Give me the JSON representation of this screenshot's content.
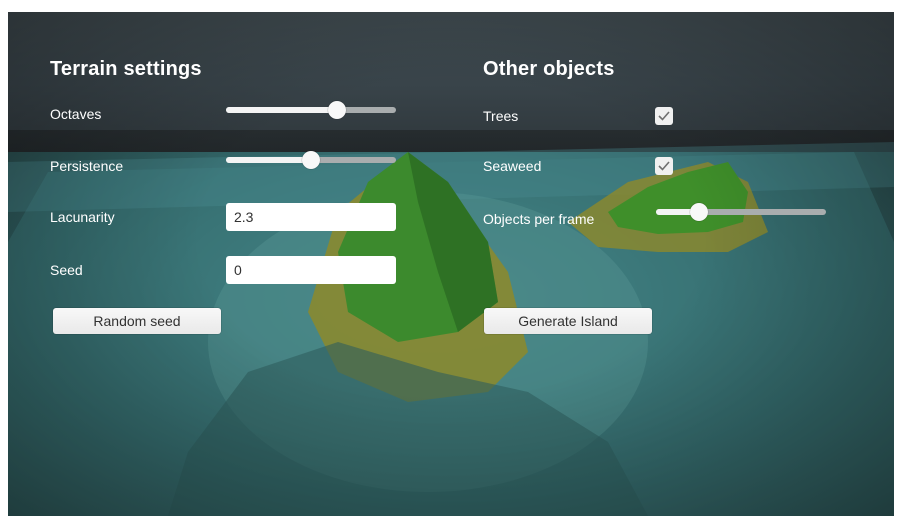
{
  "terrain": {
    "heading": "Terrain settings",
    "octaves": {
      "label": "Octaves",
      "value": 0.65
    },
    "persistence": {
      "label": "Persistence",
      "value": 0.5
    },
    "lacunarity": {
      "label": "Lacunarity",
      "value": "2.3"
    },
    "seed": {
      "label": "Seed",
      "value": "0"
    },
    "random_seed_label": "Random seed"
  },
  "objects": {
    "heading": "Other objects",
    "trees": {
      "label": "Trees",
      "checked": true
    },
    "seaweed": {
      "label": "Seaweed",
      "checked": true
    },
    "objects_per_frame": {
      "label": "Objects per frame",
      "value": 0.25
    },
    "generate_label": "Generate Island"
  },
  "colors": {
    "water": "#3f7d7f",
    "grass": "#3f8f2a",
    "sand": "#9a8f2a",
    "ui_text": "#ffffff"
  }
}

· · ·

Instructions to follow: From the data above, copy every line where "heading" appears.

Solution:
    "heading": "Terrain settings",
    "heading": "Other objects",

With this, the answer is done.